The response must contain every line below in which "time" appears.

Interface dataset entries
____________
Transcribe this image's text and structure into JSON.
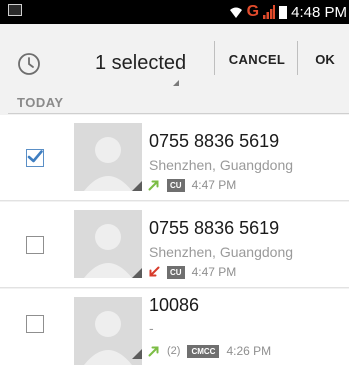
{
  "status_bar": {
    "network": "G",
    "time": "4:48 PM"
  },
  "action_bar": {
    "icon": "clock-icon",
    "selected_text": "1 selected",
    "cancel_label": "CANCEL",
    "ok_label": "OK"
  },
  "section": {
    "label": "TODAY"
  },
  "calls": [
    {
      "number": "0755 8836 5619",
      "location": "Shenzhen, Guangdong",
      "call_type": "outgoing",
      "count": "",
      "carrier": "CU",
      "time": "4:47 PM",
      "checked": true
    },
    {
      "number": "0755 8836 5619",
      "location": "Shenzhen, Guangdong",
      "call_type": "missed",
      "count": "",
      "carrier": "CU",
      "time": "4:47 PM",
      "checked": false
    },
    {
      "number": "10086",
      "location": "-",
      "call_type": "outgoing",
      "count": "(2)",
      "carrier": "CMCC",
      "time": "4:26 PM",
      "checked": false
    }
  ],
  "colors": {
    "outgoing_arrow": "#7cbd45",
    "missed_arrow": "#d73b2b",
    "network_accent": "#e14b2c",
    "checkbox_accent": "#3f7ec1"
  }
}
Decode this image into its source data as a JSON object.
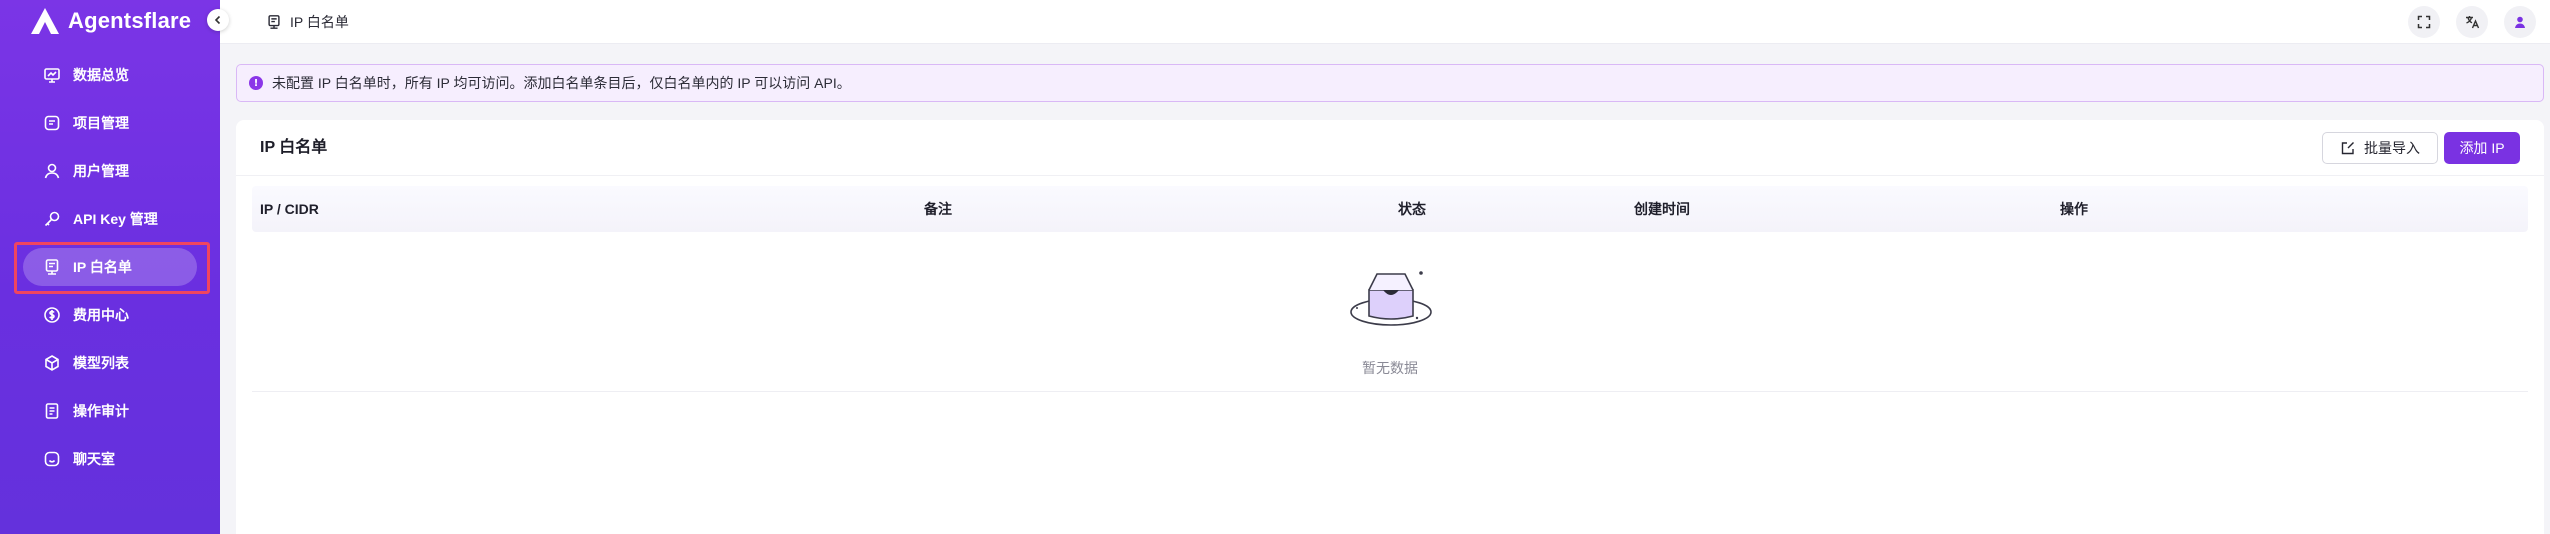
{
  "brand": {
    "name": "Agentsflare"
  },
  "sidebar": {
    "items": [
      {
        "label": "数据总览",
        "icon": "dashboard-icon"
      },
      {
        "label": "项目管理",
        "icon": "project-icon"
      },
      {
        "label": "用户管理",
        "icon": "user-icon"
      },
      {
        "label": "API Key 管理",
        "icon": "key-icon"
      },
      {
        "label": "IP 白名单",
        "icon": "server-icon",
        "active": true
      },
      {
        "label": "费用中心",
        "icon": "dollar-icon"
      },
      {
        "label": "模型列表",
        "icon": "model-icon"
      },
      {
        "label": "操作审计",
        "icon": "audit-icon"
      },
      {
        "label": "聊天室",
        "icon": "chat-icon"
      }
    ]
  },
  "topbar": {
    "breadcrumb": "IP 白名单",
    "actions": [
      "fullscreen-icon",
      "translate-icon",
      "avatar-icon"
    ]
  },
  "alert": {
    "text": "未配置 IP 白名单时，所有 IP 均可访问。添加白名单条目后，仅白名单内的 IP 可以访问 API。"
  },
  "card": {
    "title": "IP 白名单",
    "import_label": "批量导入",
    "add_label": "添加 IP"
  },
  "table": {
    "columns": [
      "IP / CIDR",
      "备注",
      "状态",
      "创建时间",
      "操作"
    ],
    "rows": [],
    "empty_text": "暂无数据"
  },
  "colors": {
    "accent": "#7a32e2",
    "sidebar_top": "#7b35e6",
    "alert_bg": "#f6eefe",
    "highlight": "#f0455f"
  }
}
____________
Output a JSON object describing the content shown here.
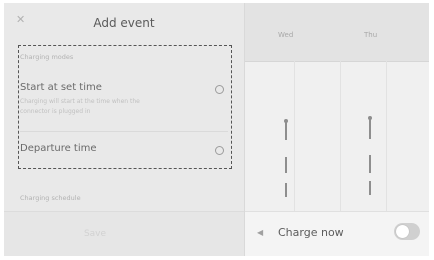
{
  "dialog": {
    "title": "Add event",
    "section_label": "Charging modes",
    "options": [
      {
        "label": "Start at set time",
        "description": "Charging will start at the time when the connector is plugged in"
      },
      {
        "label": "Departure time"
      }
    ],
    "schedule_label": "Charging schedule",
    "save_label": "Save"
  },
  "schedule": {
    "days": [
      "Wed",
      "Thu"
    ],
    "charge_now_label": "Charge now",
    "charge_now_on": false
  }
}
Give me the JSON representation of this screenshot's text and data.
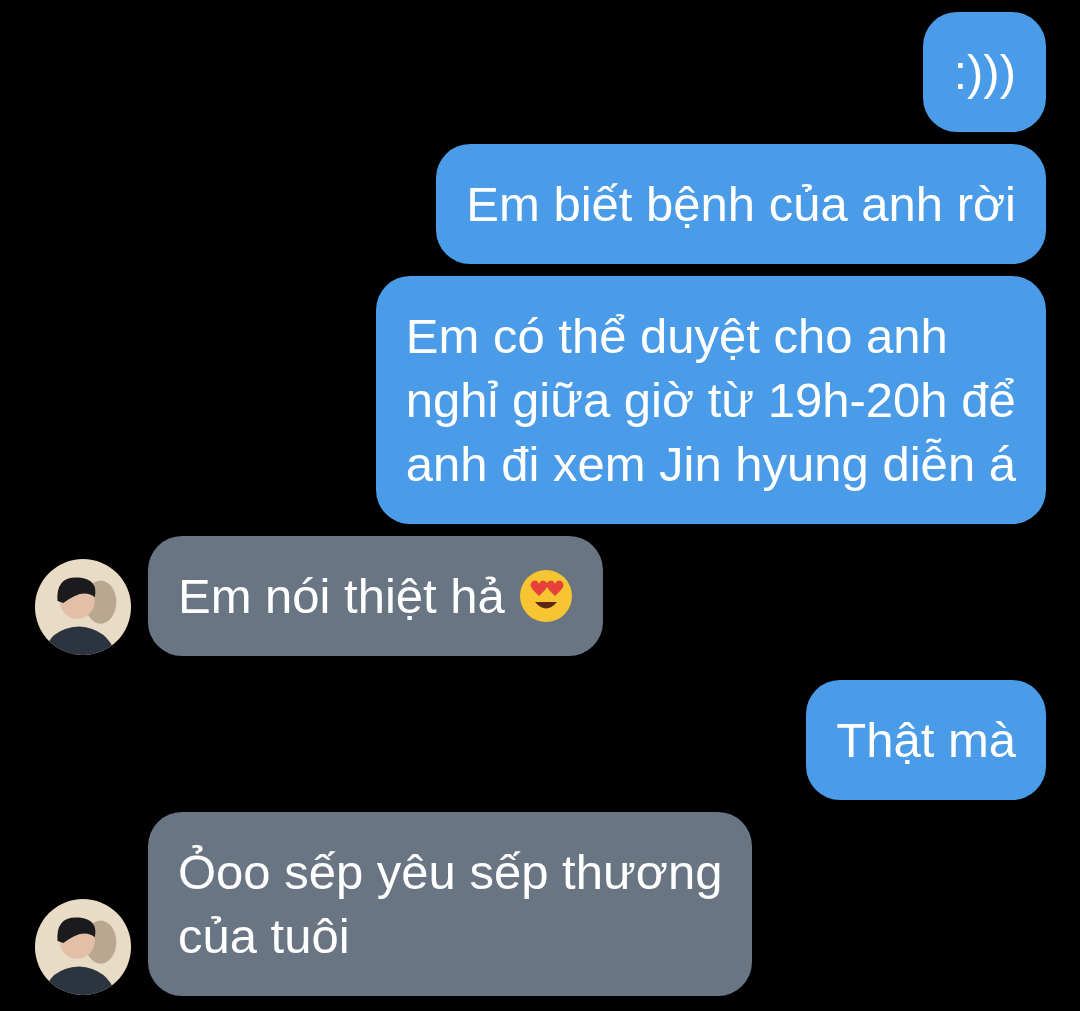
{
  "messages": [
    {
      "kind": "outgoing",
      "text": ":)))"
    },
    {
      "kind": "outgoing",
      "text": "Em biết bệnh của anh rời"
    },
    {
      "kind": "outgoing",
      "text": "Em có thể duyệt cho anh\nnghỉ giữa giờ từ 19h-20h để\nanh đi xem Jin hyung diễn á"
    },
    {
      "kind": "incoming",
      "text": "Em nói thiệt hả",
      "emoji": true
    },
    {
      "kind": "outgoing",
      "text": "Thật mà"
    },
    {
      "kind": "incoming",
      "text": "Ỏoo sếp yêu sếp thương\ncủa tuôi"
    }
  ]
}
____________
## Output of the exercise
    "time": "4:48 PM"
      "time": "4:47 PM",
      "time": "4:47 PM",
      "time": "4:26 PM",
        "label": "Start at set time",
        "description": "Charging will start at the time when the connector is plugged in"
        "label": "Departure time"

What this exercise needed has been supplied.